Required Results Files

The TPA Utility requires two results files.
  1. The Transfer Function output file contains cross transfer function results between the attachment DoFs and the response points for which a TPA analysis is desired (from Step 1d). Optionally and preferably, driving Point Mobility (PM) results are also available in this file and allow you to examine local attachment stiffness effects.
  2. The Force output file contains attachment forces from Step 2b. It is assumed that the forces are output using a local coordinate system (LCS) aligned with the one used for the TF output. The easiest way to ensure consistency is to use the GPFORCE output request using OptiStruct. The commonly use force requests are:
    Force Request Type Output LCS Comment
    GPFORCE Grid analysis LCS Same as force input LCS
    ELFORCE Element LCS May differ from the input LCS
    SPCFORCE Grid analysis LCS Same as force input LCS

Defining Transfer Path Details in the TPA Utility

Each transfer path is represented by a subcase in the TF file. Therefore, the TPA Utility reads subcases from the TF file to build a list of transfer paths available for analysis. In addition, a subcase labeling convention has been established to allow automated assignment of path details by the TPA Utility.

TF Subcase Labeling Convention
Excited Grid ID:DoF<>Connector Element ID:DoF<>L1:L2:L3:DoF
Here, L1, L2, and L3 are levels of description for an attachment point that are used to aggregate path contributions.
4003003:+X<>3003:+X<>Frt Susp.:LCA - Frt Bush:LHS:+X
In the above example:
  • 4003003:+X is a basic descriptor of the path and provides the excited Grid ID abd DoF.
  • <> is a delimiter between parts of the label.
  • Frt Susp.:LCA - Frt Bush:LHS:+X provides a more meaningful description for the attachment point and DoF.
Any and all parts of the label may be missing from the TF subcase label, but the more complete the label is, the less it needs to be manually filled in to sufficiently define path information needed for the analysis.

Scenarios of TF subcase labels

No label, or unexpected label.
The Utility makes all TF subcases available in the Path Details dialog so that you can add transfer paths manually in the Point tab and assign the proper subcase to each path in the TF tab.
Label includes only Part 1 - Excited Grid ID: DoF
The Utility builds a list of transfer paths in the Point tab, and assign the labeled subcase to the corresponding path in the TF tab. You will need to manually assign forces to the paths in order to proceed with the analysis.
Label includes Part 1 and Part 2 - Connector Element ID: DoF
The Utility builds a list of transfer paths in the Point tab, and assign the labeled subcase to the corresponding path in the TF tab, and assign force data matching the Grid and/or Element ID to the proper path in the Force tab.
Label includes all three parts.
The Utility builds a list of transfer paths and adds proper descriptions to the attachment point in the Point tab, assigns the labeled subcase to the corresponding path in the TF tab, and assigns force data matching the Grid and/or Element ID to the proper path in the Force tab.
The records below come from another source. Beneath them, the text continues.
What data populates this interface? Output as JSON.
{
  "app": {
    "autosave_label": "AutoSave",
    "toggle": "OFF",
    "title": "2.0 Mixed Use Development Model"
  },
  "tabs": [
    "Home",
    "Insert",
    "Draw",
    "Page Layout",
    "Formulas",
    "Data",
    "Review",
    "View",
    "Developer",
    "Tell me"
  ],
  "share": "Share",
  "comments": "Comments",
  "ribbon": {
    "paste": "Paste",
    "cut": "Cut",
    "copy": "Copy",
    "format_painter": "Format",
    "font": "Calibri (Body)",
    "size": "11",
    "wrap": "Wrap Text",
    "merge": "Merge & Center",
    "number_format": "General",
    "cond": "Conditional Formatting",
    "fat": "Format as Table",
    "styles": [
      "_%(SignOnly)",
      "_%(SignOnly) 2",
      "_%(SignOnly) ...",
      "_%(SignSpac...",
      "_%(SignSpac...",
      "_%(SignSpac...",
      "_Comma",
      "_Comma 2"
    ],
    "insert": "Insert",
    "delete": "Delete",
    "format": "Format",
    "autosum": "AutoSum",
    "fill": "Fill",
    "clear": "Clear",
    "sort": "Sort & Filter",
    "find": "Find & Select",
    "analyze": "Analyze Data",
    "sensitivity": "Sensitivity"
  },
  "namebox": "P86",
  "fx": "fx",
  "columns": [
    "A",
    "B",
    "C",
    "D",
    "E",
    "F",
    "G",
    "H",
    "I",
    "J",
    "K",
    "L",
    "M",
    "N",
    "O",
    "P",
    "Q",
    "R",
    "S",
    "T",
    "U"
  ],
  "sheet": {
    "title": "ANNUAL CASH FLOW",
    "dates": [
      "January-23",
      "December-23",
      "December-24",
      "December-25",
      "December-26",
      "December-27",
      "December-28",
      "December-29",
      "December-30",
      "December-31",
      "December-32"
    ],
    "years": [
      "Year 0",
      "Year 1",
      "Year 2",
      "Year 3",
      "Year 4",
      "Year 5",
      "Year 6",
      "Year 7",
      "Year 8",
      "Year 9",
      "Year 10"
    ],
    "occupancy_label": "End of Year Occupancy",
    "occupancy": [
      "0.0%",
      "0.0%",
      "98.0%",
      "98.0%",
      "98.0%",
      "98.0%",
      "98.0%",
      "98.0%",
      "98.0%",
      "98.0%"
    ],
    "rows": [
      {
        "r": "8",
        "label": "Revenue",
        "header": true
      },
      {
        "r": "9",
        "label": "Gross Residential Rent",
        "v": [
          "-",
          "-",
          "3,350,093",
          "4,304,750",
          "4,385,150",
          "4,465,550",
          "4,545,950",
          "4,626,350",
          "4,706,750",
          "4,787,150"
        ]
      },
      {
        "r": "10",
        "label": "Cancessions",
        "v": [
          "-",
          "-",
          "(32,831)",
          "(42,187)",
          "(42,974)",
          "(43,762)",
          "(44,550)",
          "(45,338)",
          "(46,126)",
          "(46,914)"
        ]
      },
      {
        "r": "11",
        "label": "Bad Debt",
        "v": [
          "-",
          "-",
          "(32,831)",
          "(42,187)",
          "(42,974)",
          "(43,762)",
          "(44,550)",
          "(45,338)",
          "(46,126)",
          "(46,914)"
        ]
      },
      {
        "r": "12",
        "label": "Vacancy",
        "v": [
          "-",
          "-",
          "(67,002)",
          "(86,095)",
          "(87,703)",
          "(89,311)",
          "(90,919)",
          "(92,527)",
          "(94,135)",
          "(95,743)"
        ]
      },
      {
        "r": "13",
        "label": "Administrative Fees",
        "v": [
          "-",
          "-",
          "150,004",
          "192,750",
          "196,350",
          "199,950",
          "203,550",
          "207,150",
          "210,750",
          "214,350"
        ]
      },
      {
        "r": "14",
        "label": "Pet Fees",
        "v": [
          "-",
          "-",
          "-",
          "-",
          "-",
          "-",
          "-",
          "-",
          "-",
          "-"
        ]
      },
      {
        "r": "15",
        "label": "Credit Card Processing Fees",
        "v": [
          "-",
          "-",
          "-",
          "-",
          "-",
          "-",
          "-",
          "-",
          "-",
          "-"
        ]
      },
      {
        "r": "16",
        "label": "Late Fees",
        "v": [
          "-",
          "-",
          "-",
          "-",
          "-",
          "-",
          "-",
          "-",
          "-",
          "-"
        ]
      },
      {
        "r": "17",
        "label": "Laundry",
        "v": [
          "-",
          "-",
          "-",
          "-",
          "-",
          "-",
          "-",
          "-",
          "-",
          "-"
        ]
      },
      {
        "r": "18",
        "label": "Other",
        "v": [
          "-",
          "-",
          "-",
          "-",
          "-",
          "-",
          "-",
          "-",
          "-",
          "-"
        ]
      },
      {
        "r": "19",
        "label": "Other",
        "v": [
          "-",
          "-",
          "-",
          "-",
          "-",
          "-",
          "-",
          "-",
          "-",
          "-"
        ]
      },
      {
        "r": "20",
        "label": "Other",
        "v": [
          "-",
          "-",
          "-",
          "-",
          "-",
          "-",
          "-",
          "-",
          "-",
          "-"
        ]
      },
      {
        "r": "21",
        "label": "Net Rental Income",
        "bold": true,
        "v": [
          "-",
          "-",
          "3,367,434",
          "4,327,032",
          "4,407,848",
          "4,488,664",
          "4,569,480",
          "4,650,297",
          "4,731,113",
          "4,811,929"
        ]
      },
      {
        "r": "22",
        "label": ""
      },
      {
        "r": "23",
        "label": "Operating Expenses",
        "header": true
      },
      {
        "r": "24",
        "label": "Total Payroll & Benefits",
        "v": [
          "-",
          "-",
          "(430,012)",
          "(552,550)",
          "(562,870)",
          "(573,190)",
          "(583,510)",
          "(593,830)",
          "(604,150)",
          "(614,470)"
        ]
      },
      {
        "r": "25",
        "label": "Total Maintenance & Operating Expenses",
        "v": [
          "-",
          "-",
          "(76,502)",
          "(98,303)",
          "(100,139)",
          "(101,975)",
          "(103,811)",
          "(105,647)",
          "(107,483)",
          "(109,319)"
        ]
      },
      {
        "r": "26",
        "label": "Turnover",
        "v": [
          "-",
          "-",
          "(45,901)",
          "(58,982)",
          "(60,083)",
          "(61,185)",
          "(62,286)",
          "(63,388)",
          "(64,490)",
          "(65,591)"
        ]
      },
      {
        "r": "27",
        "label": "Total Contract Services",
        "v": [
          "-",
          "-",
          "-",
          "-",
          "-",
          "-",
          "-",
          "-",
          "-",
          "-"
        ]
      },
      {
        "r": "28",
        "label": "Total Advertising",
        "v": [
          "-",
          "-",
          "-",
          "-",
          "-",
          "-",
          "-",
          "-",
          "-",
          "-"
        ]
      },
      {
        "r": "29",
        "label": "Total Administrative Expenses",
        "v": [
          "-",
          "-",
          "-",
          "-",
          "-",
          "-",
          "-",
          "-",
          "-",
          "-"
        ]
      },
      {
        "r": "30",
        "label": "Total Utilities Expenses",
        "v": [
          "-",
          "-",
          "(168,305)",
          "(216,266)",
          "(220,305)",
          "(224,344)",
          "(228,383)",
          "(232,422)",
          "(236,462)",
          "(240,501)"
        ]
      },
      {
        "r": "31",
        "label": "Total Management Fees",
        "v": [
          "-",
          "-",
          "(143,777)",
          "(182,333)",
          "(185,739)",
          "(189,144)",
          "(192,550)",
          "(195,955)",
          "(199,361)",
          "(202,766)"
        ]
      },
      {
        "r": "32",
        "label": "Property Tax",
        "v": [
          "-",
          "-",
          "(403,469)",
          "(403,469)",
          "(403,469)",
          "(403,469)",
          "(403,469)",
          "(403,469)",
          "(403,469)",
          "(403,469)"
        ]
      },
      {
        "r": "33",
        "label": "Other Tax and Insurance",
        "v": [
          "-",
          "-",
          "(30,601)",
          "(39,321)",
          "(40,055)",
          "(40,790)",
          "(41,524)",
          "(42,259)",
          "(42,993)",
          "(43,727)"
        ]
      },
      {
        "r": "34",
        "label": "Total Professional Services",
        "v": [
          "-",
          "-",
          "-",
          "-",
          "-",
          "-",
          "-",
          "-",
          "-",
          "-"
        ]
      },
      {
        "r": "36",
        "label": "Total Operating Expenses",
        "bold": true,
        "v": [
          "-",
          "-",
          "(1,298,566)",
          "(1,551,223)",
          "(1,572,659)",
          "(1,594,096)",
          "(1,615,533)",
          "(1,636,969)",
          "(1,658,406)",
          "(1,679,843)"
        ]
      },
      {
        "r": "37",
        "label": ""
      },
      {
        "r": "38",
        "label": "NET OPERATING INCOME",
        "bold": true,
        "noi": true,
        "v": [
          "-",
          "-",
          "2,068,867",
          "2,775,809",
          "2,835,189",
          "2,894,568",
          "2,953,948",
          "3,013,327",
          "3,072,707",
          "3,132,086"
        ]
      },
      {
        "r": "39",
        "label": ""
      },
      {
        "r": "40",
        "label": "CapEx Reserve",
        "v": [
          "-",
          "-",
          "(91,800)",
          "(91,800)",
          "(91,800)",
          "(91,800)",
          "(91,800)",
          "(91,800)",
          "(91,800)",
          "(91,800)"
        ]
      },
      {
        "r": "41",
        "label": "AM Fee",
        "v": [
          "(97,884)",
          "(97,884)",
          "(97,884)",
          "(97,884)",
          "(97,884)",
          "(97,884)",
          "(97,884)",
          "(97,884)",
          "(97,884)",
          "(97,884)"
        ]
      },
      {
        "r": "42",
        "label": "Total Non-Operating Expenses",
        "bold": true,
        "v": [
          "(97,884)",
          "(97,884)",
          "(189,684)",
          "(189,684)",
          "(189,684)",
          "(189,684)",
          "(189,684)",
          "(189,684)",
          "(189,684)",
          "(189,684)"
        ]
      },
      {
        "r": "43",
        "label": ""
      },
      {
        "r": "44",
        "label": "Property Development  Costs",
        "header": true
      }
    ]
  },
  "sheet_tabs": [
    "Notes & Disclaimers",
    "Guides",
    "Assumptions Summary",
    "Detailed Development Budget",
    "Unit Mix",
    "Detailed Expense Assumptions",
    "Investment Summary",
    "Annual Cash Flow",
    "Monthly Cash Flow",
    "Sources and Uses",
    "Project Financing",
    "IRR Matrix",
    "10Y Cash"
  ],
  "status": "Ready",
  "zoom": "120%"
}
The Automated TPA Process (one-step TPA)

The traditional TPA involves two solver runs, and can be fairly complex to setup to ensure that results from the two runs are consistent with subcases properly labeled as input to the TPA utility. A simplified process has been developed in OptiStruct that allows the necessary data needed for the TPA analysis to be requested (using the PFPATH card) in a single frequency response analysis run, where transfer path participation, along with associated transfer function and force data are output into a .h3d file. With this approach, a separate transfer function run is not needed.

Once the resulting .h3d file is loaded into the TPA utility, transfer function results are automatically matched up to force results that are guaranteed to be consistent. The automated TPA process significantly improves the efficiency and robustness of the TPA analyses.

The transfer path labeling can be significantly enhanced, if a tagpoint mapping file, which is automatically generated by the Analysis Manager functionality of the NVH Director, exists in the same folder where the .h3d file is located. The TPA tool will use the information from the mapping file to automatically create detailed path descriptions.